I went in thinking I’d do mostly production work. It ended up being more nitty gritty, making press kits and booking. It was a lot of phone work and drudgery, but then that came full circle.. When I did become a professional a few years later, it came as second nature to me. The industry is really DIY, you have to do it and make it work.
I/O: You made a name for yourself in Europe before you came back to the US. How did your travels influence your music?
Spooner: Spain was filled with flamenco guitar, with an Andalucian warm celebratory vibe. It totally changed the way I viewed guitar. I was like everyone else, I just strummed. But the way the Spanish play the guitar, it’s equally a melodic and percussive instrument. It has a very rhymthic guttural flavor. That affected me, it was a whole different approach.
I/O: So how did you end up forming the trio?
Spooner: I had moved to Portland. I was performing solo. I had put an ad in the local paper for help moving some speakers and a drummer came by. We got along and played a few tracks. I called a few weeks later and we played a few gigs. That kind of gravitated into playing as a duo, but of course a drummer wants a bass player around. Once we had a upright bass player there was no going back. Our current bass player is just a monster on bass. He’s a really dynamic player, people like to watch him.

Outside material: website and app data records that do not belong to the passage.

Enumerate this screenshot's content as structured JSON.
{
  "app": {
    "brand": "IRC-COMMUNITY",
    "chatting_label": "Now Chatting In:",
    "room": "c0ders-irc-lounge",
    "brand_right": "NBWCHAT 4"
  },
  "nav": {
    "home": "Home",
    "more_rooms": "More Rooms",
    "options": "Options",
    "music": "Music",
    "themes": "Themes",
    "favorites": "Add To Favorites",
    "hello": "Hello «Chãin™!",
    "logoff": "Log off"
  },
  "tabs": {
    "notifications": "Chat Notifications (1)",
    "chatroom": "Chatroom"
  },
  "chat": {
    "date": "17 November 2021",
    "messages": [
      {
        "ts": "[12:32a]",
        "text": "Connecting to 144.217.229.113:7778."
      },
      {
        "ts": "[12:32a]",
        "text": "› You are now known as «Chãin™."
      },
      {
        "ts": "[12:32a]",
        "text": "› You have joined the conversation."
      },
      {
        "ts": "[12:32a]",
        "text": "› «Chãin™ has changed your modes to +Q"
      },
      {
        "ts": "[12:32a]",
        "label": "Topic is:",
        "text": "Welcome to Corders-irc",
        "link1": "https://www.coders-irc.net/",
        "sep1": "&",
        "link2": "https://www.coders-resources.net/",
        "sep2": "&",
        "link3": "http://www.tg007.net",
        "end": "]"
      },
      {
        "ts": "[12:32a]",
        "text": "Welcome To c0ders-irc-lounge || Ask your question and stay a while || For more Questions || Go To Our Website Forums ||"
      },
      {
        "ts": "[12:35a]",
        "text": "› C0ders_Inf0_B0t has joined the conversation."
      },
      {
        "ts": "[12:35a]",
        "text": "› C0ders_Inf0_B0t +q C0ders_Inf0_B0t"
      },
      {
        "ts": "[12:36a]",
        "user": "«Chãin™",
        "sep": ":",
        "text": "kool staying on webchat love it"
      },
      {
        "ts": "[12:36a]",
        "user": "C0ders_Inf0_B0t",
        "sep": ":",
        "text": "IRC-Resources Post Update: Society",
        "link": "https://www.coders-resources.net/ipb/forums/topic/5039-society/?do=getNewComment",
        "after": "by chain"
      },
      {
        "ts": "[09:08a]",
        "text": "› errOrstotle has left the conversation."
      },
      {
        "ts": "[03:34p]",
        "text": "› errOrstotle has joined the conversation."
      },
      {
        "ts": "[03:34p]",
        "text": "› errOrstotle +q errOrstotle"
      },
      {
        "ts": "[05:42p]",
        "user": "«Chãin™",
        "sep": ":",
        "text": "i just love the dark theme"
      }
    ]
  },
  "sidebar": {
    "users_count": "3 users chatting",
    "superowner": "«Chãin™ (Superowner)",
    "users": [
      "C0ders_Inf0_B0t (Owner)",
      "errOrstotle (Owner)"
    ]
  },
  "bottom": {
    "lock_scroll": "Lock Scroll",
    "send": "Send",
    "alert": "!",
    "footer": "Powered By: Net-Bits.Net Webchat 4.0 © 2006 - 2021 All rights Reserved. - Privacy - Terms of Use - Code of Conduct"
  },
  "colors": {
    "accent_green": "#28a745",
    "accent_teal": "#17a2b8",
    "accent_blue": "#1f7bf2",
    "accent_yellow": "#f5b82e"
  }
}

I/O: What makes you pick up the pen and start writing?
Spooner: The best songwriters are the ones learning and experiencing life. If you’re sitting around in a routine, you lose that. A lot of our songs were written on the road. “Big Fork” is loosely inspired by a town in Montana, near one of the most gorgeous lakes I’ve ever seen. “Fossil” is about a drive through Badlands of California near Truckee. If you visit the West and you’re not inspired in some way, you’re missing something.

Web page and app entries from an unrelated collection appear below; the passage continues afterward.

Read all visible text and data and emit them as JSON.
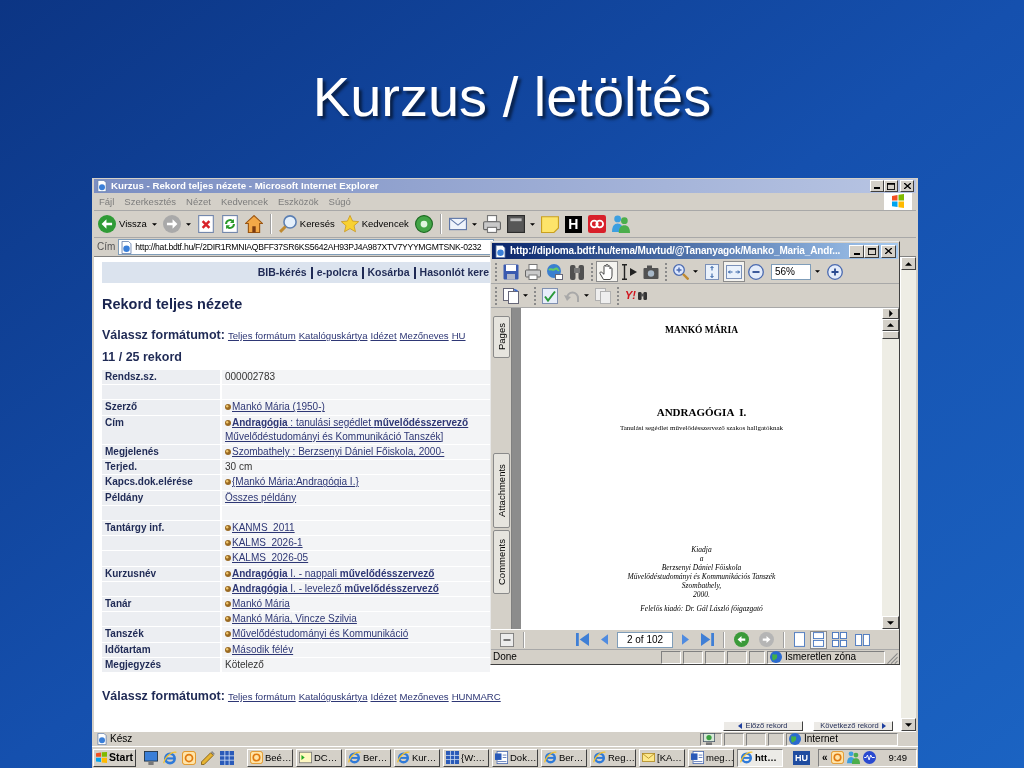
{
  "slide": {
    "title": "Kurzus / letöltés"
  },
  "browser": {
    "title": "Kurzus - Rekord teljes nézete - Microsoft Internet Explorer",
    "menu": [
      "Fájl",
      "Szerkesztés",
      "Nézet",
      "Kedvencek",
      "Eszközök",
      "Súgó"
    ],
    "toolbar": [
      {
        "kind": "back",
        "label": "Vissza",
        "dropdown": true
      },
      {
        "kind": "forward",
        "dropdown": true
      },
      {
        "kind": "stop",
        "dropdown": false
      },
      {
        "kind": "refresh",
        "dropdown": false
      },
      {
        "kind": "home",
        "dropdown": false
      },
      {
        "kind": "separator"
      },
      {
        "kind": "search",
        "label": "Keresés",
        "dropdown": false
      },
      {
        "kind": "favorites",
        "label": "Kedvencek",
        "dropdown": false
      },
      {
        "kind": "media",
        "dropdown": false
      },
      {
        "kind": "separator"
      },
      {
        "kind": "mail",
        "dropdown": true
      },
      {
        "kind": "print",
        "dropdown": false
      },
      {
        "kind": "edit",
        "dropdown": true
      },
      {
        "kind": "notes",
        "dropdown": false
      },
      {
        "kind": "letter",
        "label": "H",
        "dropdown": false
      },
      {
        "kind": "addon",
        "dropdown": false
      },
      {
        "kind": "messenger",
        "dropdown": false
      }
    ],
    "address": {
      "label": "Cím",
      "url": "http://hat.bdtf.hu/F/2DIR1RMNIAQBFF37SR6KS5642AH93PJ4A987XTV7YYYMGMTSNK-0232"
    },
    "page": {
      "nav_links": [
        "BIB-kérés",
        "e-polcra",
        "Kosárba",
        "Hasonlót kere"
      ],
      "heading": "Rekord teljes nézete",
      "formats_top": {
        "label": "Válassz formátumot:",
        "links": [
          "Teljes formátum",
          "Katalóguskártya",
          "Idézet",
          "Mezőneves",
          "HU"
        ]
      },
      "record_count": "11 / 25 rekord",
      "rows": [
        {
          "kind": "field",
          "label": "Rendsz.sz.",
          "values": [
            {
              "text": "000002783",
              "kind": "text",
              "bullet": false
            }
          ]
        },
        {
          "kind": "blank"
        },
        {
          "kind": "field",
          "label": "Szerző",
          "values": [
            {
              "text": "Mankó Mária (1950-)",
              "kind": "link",
              "bullet": true
            }
          ]
        },
        {
          "kind": "field",
          "label": "Cím",
          "values": [
            {
              "text": "**Andragógia** : tanulási segédlet **művelődésszervező**",
              "kind": "link",
              "bullet": true
            },
            {
              "text": "Művelődéstudományi és Kommunikáció Tanszék]",
              "kind": "link",
              "bullet": false
            }
          ]
        },
        {
          "kind": "field",
          "label": "Megjelenés",
          "values": [
            {
              "text": "Szombathely : Berzsenyi Dániel Főiskola, 2000-",
              "kind": "link",
              "bullet": true
            }
          ]
        },
        {
          "kind": "field",
          "label": "Terjed.",
          "values": [
            {
              "text": "30 cm",
              "kind": "text",
              "bullet": false
            }
          ]
        },
        {
          "kind": "field",
          "label": "Kapcs.dok.elérése",
          "values": [
            {
              "text": "{Mankó Mária:Andragógia I.}",
              "kind": "link",
              "bullet": true
            }
          ]
        },
        {
          "kind": "field",
          "label": "Példány",
          "values": [
            {
              "text": "Összes példány",
              "kind": "link",
              "bullet": false
            }
          ]
        },
        {
          "kind": "blank"
        },
        {
          "kind": "field",
          "label": "Tantárgy inf.",
          "values": [
            {
              "text": "KANMS_2011",
              "kind": "link",
              "bullet": true
            }
          ]
        },
        {
          "kind": "field",
          "values": [
            {
              "text": "KALMS_2026-1",
              "kind": "link",
              "bullet": true
            }
          ]
        },
        {
          "kind": "field",
          "values": [
            {
              "text": "KALMS_2026-05",
              "kind": "link",
              "bullet": true
            }
          ]
        },
        {
          "kind": "field",
          "label": "Kurzusnév",
          "values": [
            {
              "text": "**Andragógia** I. - nappali **művelődésszervező**",
              "kind": "link",
              "bullet": true
            }
          ]
        },
        {
          "kind": "field",
          "values": [
            {
              "text": "**Andragógia** I. - levelező **művelődésszervező**",
              "kind": "link",
              "bullet": true
            }
          ]
        },
        {
          "kind": "field",
          "label": "Tanár",
          "values": [
            {
              "text": "Mankó Mária",
              "kind": "link",
              "bullet": true
            }
          ]
        },
        {
          "kind": "field",
          "values": [
            {
              "text": "Mankó Mária, Vincze Szilvia",
              "kind": "link",
              "bullet": true
            }
          ]
        },
        {
          "kind": "field",
          "label": "Tanszék",
          "values": [
            {
              "text": "Művelődéstudományi és Kommunikáció",
              "kind": "link",
              "bullet": true
            }
          ]
        },
        {
          "kind": "field",
          "label": "Időtartam",
          "values": [
            {
              "text": "Második félév",
              "kind": "link",
              "bullet": true
            }
          ]
        },
        {
          "kind": "field",
          "label": "Megjegyzés",
          "values": [
            {
              "text": "Kötelező",
              "kind": "text",
              "bullet": false
            }
          ]
        }
      ],
      "formats_bottom": {
        "label": "Válassz formátumot:",
        "links": [
          "Teljes formátum",
          "Katalóguskártya",
          "Idézet",
          "Mezőneves",
          "HUNMARC"
        ]
      },
      "record_buttons": [
        {
          "kind": "previous",
          "label": "Előző rekord"
        },
        {
          "kind": "next",
          "label": "Következő rekord"
        }
      ]
    },
    "status": {
      "text": "Kész",
      "zone": "Internet"
    }
  },
  "pdf_viewer": {
    "title": "http://diploma.bdtf.hu/tema/Muvtud/@Tananyagok/Manko_Maria_Andr...",
    "toolbars": [
      [
        [
          {
            "kind": "save",
            "pressed": false
          },
          {
            "kind": "print",
            "pressed": false
          },
          {
            "kind": "email",
            "pressed": false
          },
          {
            "kind": "find",
            "pressed": false
          }
        ],
        [
          {
            "kind": "hand",
            "pressed": true
          },
          {
            "kind": "select_text",
            "pressed": false
          },
          {
            "kind": "snapshot",
            "pressed": false
          }
        ],
        [
          {
            "kind": "zoom_tool",
            "pressed": false,
            "dropdown": true
          },
          {
            "kind": "fit_page",
            "pressed": false
          },
          {
            "kind": "fit_width",
            "pressed": true
          },
          {
            "kind": "zoom_out",
            "pressed": false
          },
          {
            "kind": "zoom_field",
            "value": "56%",
            "dropdown": true
          },
          {
            "kind": "zoom_in",
            "pressed": false
          }
        ]
      ],
      [
        [
          {
            "kind": "pages",
            "pressed": false,
            "dropdown": true
          }
        ],
        [
          {
            "kind": "spelling",
            "pressed": false
          },
          {
            "kind": "undo",
            "pressed": false,
            "dropdown": true
          },
          {
            "kind": "copy",
            "pressed": false
          }
        ],
        [
          {
            "kind": "search_logo",
            "label": "Y!",
            "pressed": false
          }
        ]
      ]
    ],
    "side_tabs": [
      "Pages",
      "Attachments",
      "Comments"
    ],
    "document": {
      "author": "MANKÓ MÁRIA",
      "title": "ANDRAGÓGIA  I.",
      "subtitle": "Tanulási segédlet művelődésszervező szakos hallgatóknak",
      "imprint": [
        "Kiadja",
        "a",
        "Berzsenyi Dániel Főiskola",
        "Művelődéstudományi és Kommunikációs Tanszék",
        "Szombathely,",
        "2000."
      ],
      "publisher": "Felelős kiadó: Dr. Gál László főigazgató"
    },
    "navigation": [
      [
        {
          "kind": "panel"
        }
      ],
      [
        {
          "kind": "first"
        },
        {
          "kind": "previous"
        },
        {
          "kind": "page_field",
          "value": "2 of 102"
        },
        {
          "kind": "next"
        },
        {
          "kind": "last"
        }
      ],
      [
        {
          "kind": "back",
          "disabled": false
        },
        {
          "kind": "forward",
          "disabled": true
        }
      ],
      [
        {
          "kind": "single",
          "pressed": false
        },
        {
          "kind": "continuous",
          "pressed": true
        },
        {
          "kind": "continuous_facing",
          "pressed": false
        },
        {
          "kind": "facing",
          "pressed": false
        }
      ]
    ],
    "status": {
      "text": "Done",
      "zone": "Ismeretlen zóna"
    }
  },
  "taskbar": {
    "start": "Start",
    "quick_launch": [
      {
        "kind": "desktop"
      },
      {
        "kind": "ie"
      },
      {
        "kind": "app"
      },
      {
        "kind": "tools"
      },
      {
        "kind": "grid"
      }
    ],
    "tasks": [
      {
        "label": "Beé…",
        "kind": "app",
        "selected": false
      },
      {
        "label": "DC…",
        "kind": "terminal",
        "selected": false
      },
      {
        "label": "Ber…",
        "kind": "ie",
        "selected": false
      },
      {
        "label": "Kur…",
        "kind": "ie",
        "selected": false
      },
      {
        "label": "{W:…",
        "kind": "grid",
        "selected": false
      },
      {
        "label": "Dok…",
        "kind": "word",
        "selected": false
      },
      {
        "label": "Ber…",
        "kind": "ie",
        "selected": false
      },
      {
        "label": "Reg…",
        "kind": "ie",
        "selected": false
      },
      {
        "label": "[KA…",
        "kind": "mail",
        "selected": false
      },
      {
        "label": "meg…",
        "kind": "word",
        "selected": false
      },
      {
        "label": "htt…",
        "kind": "ie",
        "selected": true
      }
    ],
    "language": "HU",
    "tray_toggle": "«",
    "tray": [
      {
        "kind": "app"
      },
      {
        "kind": "network"
      },
      {
        "kind": "audio"
      }
    ],
    "clock": "9:49"
  }
}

I/O: How did you end up getting a hit song from a cover? [Trent D’arby’s “Wishing Well”]
Spooner: It’s a bizarre thing to put a popular cover on the record. Our song “Slippery People” was on our first record, and not a lot of people remembered that. But radio people knew it and thought it was a cool, original take. That ended up becoming a single, too.
“Wishing Well” is the tune we play when the chips are down at a gig. The hips start shakin’ and people immediately get going. Literally, there was a day in the studio where we could lay down one more song and we chose that one. It was really casual, not labored over like some of our originals.

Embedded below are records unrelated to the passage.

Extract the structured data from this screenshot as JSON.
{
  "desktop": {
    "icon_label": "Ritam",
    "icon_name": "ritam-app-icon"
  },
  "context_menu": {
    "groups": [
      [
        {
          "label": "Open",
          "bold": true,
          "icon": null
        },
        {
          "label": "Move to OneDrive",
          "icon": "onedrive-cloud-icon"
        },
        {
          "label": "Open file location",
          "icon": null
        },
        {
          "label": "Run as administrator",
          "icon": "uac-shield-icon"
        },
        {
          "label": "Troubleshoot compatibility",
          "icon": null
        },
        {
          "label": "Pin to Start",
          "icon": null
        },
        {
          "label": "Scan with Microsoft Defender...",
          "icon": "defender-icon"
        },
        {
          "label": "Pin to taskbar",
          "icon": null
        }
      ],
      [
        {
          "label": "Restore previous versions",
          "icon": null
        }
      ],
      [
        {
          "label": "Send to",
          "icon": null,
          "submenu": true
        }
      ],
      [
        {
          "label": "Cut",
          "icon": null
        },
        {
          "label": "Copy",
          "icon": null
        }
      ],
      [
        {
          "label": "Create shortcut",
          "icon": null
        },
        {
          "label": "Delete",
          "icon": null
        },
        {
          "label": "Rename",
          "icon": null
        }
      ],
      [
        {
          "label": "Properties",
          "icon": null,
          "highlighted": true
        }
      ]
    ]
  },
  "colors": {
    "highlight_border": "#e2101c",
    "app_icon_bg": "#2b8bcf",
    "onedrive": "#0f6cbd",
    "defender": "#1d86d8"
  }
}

I/O: Why is radio play still important to independent artists?
Spooner: Anything and everything helps. Forming relationships with MVY, WCLV in Portland, some the small tastemaker stations out there-- not only what they’re doing is very important, but because they work with Triple A, they’re able to play what they want to play and develop guys like me. Hooking up with stations that can do what they want to do is huge. That’s how emerging artists can get their first exposure. And they have a huge Internet audience. One of our best connections from came from WMVY—a woman from Massachusetts who lived in Santa Barbara was promoting a festival and contacted me to come play from listening on the Internet.
On the other side of the coin, XM [satellite radio] and Pandora take it a step further. It’s massive to have that kind of exposure for a guy like me. I don’t have a label, I’m completely independent. If anything happens it’s because I’m sitting down banging out emails. Forming that relationship allowed CD orders to pour in from all over the country.
I/O: What’s your relationship to the Cape?
Spooner: I love Cape Cod. I’m hoping to get back to the [Wellfleet] Beachcomber sometime soon. I have family in Eastham and have been going there since I was a little guy. I love that part of the Cape. It’s pretty world class, not many places like that.